* [EXERCISE PROMPT]: Repeat the records below exactly as they appear, leaving out any pictures.

----------

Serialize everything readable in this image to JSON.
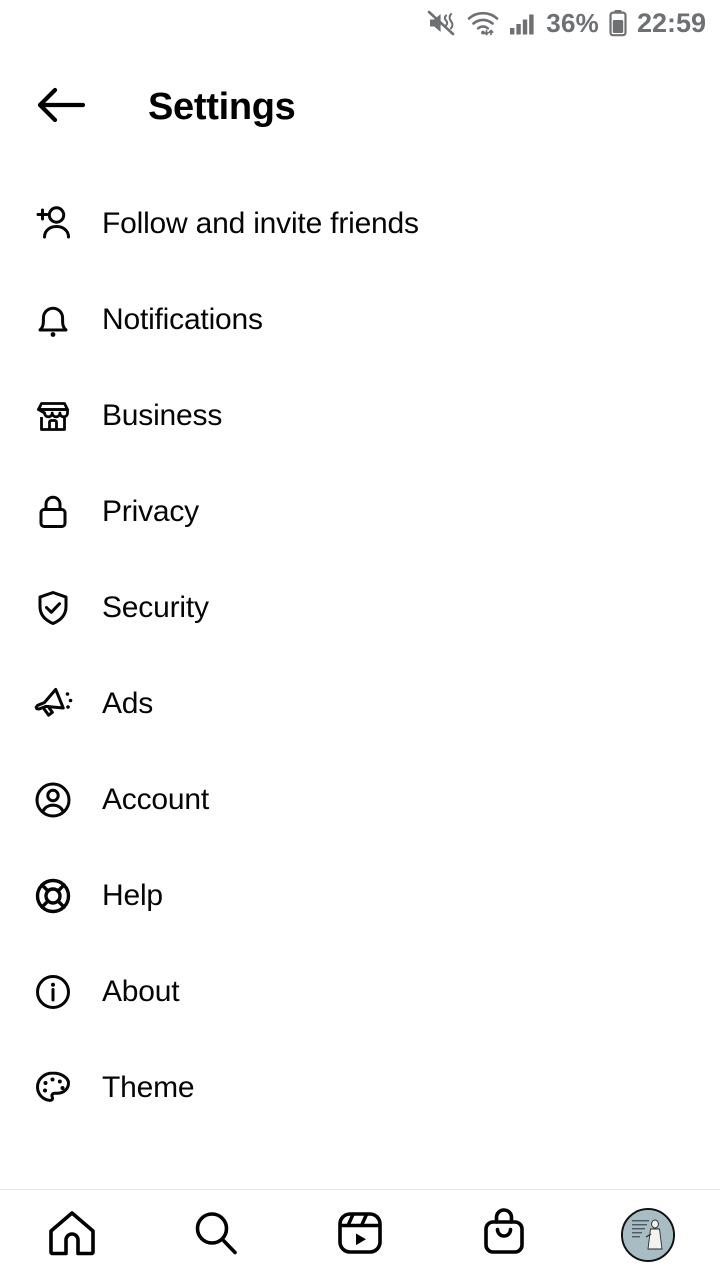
{
  "status_bar": {
    "sound_icon": "mute-icon",
    "wifi_icon": "wifi-icon",
    "signal_icon": "cellular-signal-icon",
    "battery_percent": "36%",
    "battery_icon": "battery-icon",
    "time": "22:59"
  },
  "header": {
    "back_icon": "back-arrow-icon",
    "title": "Settings"
  },
  "settings": {
    "items": [
      {
        "label": "Follow and invite friends",
        "icon": "person-add-icon"
      },
      {
        "label": "Notifications",
        "icon": "bell-icon"
      },
      {
        "label": "Business",
        "icon": "storefront-icon"
      },
      {
        "label": "Privacy",
        "icon": "lock-icon"
      },
      {
        "label": "Security",
        "icon": "shield-check-icon"
      },
      {
        "label": "Ads",
        "icon": "megaphone-icon"
      },
      {
        "label": "Account",
        "icon": "account-circle-icon"
      },
      {
        "label": "Help",
        "icon": "lifebuoy-icon"
      },
      {
        "label": "About",
        "icon": "info-circle-icon"
      },
      {
        "label": "Theme",
        "icon": "palette-icon"
      }
    ]
  },
  "bottom_nav": {
    "items": [
      {
        "name": "home",
        "icon": "home-icon"
      },
      {
        "name": "search",
        "icon": "search-icon"
      },
      {
        "name": "reels",
        "icon": "reels-icon"
      },
      {
        "name": "shop",
        "icon": "shopping-bag-icon"
      },
      {
        "name": "profile",
        "icon": "profile-avatar"
      }
    ]
  },
  "colors": {
    "text": "#050505",
    "status_text": "#6e7073",
    "separator": "#e4e4e4",
    "avatar_bg": "#a8bcc4"
  }
}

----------

* [EXERCISE RESPONSE]:
Serialize everything readable in this image to JSON.
{
  "status_bar": {
    "sound_icon": "mute-icon",
    "wifi_icon": "wifi-icon",
    "signal_icon": "cellular-signal-icon",
    "battery_percent": "36%",
    "battery_icon": "battery-icon",
    "time": "22:59"
  },
  "header": {
    "back_icon": "back-arrow-icon",
    "title": "Settings"
  },
  "settings": {
    "items": [
      {
        "label": "Follow and invite friends",
        "icon": "person-add-icon"
      },
      {
        "label": "Notifications",
        "icon": "bell-icon"
      },
      {
        "label": "Business",
        "icon": "storefront-icon"
      },
      {
        "label": "Privacy",
        "icon": "lock-icon"
      },
      {
        "label": "Security",
        "icon": "shield-check-icon"
      },
      {
        "label": "Ads",
        "icon": "megaphone-icon"
      },
      {
        "label": "Account",
        "icon": "account-circle-icon"
      },
      {
        "label": "Help",
        "icon": "lifebuoy-icon"
      },
      {
        "label": "About",
        "icon": "info-circle-icon"
      },
      {
        "label": "Theme",
        "icon": "palette-icon"
      }
    ]
  },
  "bottom_nav": {
    "items": [
      {
        "name": "home",
        "icon": "home-icon"
      },
      {
        "name": "search",
        "icon": "search-icon"
      },
      {
        "name": "reels",
        "icon": "reels-icon"
      },
      {
        "name": "shop",
        "icon": "shopping-bag-icon"
      },
      {
        "name": "profile",
        "icon": "profile-avatar"
      }
    ]
  },
  "colors": {
    "text": "#050505",
    "status_text": "#6e7073",
    "separator": "#e4e4e4",
    "avatar_bg": "#a8bcc4"
  }
}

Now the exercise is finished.